> Work request
Leave every image out, and print the remaining lines below exactly.

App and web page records
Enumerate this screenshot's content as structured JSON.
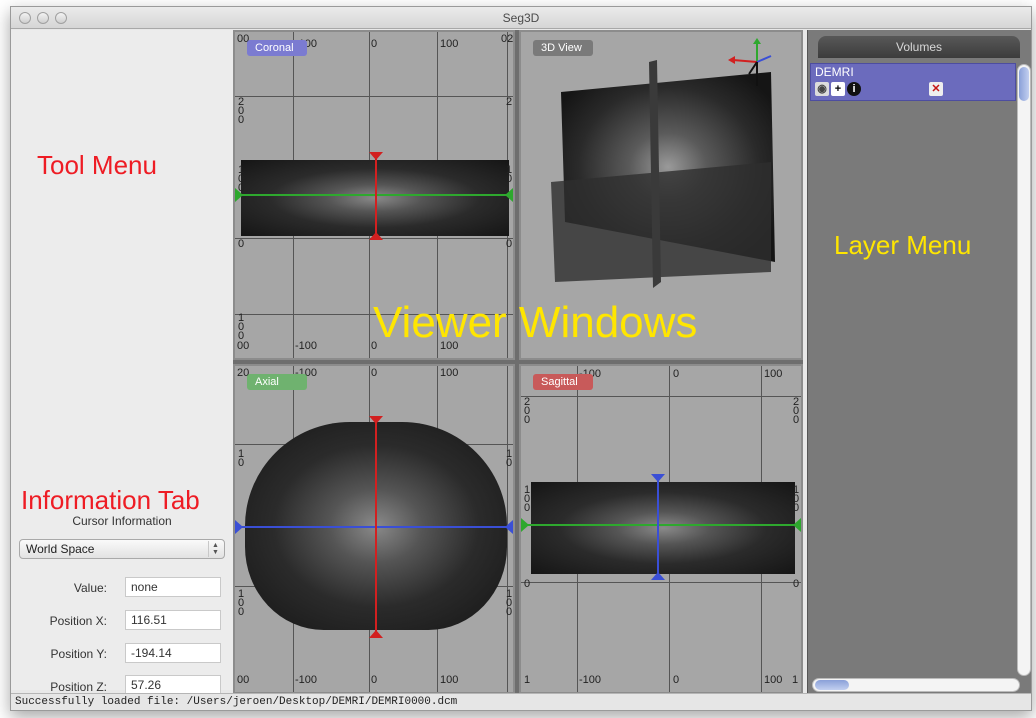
{
  "window": {
    "title": "Seg3D"
  },
  "annotations": {
    "tool_menu": "Tool Menu",
    "information_tab": "Information Tab",
    "layer_menu": "Layer Menu",
    "viewer_windows": "Viewer Windows"
  },
  "cursor_info": {
    "title": "Cursor Information",
    "space": "World Space",
    "fields": [
      {
        "label": "Value:",
        "value": "none"
      },
      {
        "label": "Position X:",
        "value": "116.51"
      },
      {
        "label": "Position Y:",
        "value": "-194.14"
      },
      {
        "label": "Position Z:",
        "value": "57.26"
      }
    ]
  },
  "viewers": {
    "coronal": {
      "label": "Coronal",
      "ticks_top": [
        "00",
        "-100",
        "0",
        "100",
        "02"
      ],
      "ticks_bottom": [
        "00",
        "-100",
        "0",
        "100"
      ],
      "ticks_left": [
        "200",
        "100",
        "0",
        "100"
      ],
      "ticks_right": [
        "2",
        "10",
        "0"
      ]
    },
    "view3d": {
      "label": "3D View"
    },
    "axial": {
      "label": "Axial",
      "ticks_top": [
        "20",
        "-100",
        "0",
        "100"
      ],
      "ticks_bottom": [
        "00",
        "-100",
        "0",
        "100"
      ],
      "ticks_left": [
        "10",
        "100"
      ],
      "ticks_right": [
        "10",
        "100"
      ]
    },
    "sagittal": {
      "label": "Sagittal",
      "ticks_top": [
        "-100",
        "0",
        "100"
      ],
      "ticks_bottom": [
        "1",
        "-100",
        "0",
        "100",
        "1"
      ],
      "ticks_left": [
        "200",
        "100",
        "0"
      ],
      "ticks_right": [
        "200",
        "100",
        "0"
      ]
    }
  },
  "colors": {
    "coronal_label": "#7b7bd1",
    "view3d_label": "#7a7a7a",
    "axial_label": "#6fb26f",
    "sagittal_label": "#c85a5a",
    "red_line": "#d22020",
    "green_line": "#2ea82e",
    "blue_line": "#3a4fd6"
  },
  "layers": {
    "tab": "Volumes",
    "items": [
      {
        "name": "DEMRI",
        "icons": [
          "eye-icon",
          "plus-icon",
          "info-icon",
          "delete-icon"
        ]
      }
    ]
  },
  "status": {
    "message": "Successfully loaded file: /Users/jeroen/Desktop/DEMRI/DEMRI0000.dcm"
  }
}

> Your solution
Enumerate this screenshot's content as structured JSON.
{
  "window": {
    "title": "Seg3D"
  },
  "annotations": {
    "tool_menu": "Tool Menu",
    "information_tab": "Information Tab",
    "layer_menu": "Layer Menu",
    "viewer_windows": "Viewer Windows"
  },
  "cursor_info": {
    "title": "Cursor Information",
    "space": "World Space",
    "fields": [
      {
        "label": "Value:",
        "value": "none"
      },
      {
        "label": "Position X:",
        "value": "116.51"
      },
      {
        "label": "Position Y:",
        "value": "-194.14"
      },
      {
        "label": "Position Z:",
        "value": "57.26"
      }
    ]
  },
  "viewers": {
    "coronal": {
      "label": "Coronal",
      "ticks_top": [
        "00",
        "-100",
        "0",
        "100",
        "02"
      ],
      "ticks_bottom": [
        "00",
        "-100",
        "0",
        "100"
      ],
      "ticks_left": [
        "200",
        "100",
        "0",
        "100"
      ],
      "ticks_right": [
        "2",
        "10",
        "0"
      ]
    },
    "view3d": {
      "label": "3D View"
    },
    "axial": {
      "label": "Axial",
      "ticks_top": [
        "20",
        "-100",
        "0",
        "100"
      ],
      "ticks_bottom": [
        "00",
        "-100",
        "0",
        "100"
      ],
      "ticks_left": [
        "10",
        "100"
      ],
      "ticks_right": [
        "10",
        "100"
      ]
    },
    "sagittal": {
      "label": "Sagittal",
      "ticks_top": [
        "-100",
        "0",
        "100"
      ],
      "ticks_bottom": [
        "1",
        "-100",
        "0",
        "100",
        "1"
      ],
      "ticks_left": [
        "200",
        "100",
        "0"
      ],
      "ticks_right": [
        "200",
        "100",
        "0"
      ]
    }
  },
  "colors": {
    "coronal_label": "#7b7bd1",
    "view3d_label": "#7a7a7a",
    "axial_label": "#6fb26f",
    "sagittal_label": "#c85a5a",
    "red_line": "#d22020",
    "green_line": "#2ea82e",
    "blue_line": "#3a4fd6"
  },
  "layers": {
    "tab": "Volumes",
    "items": [
      {
        "name": "DEMRI",
        "icons": [
          "eye-icon",
          "plus-icon",
          "info-icon",
          "delete-icon"
        ]
      }
    ]
  },
  "status": {
    "message": "Successfully loaded file: /Users/jeroen/Desktop/DEMRI/DEMRI0000.dcm"
  }
}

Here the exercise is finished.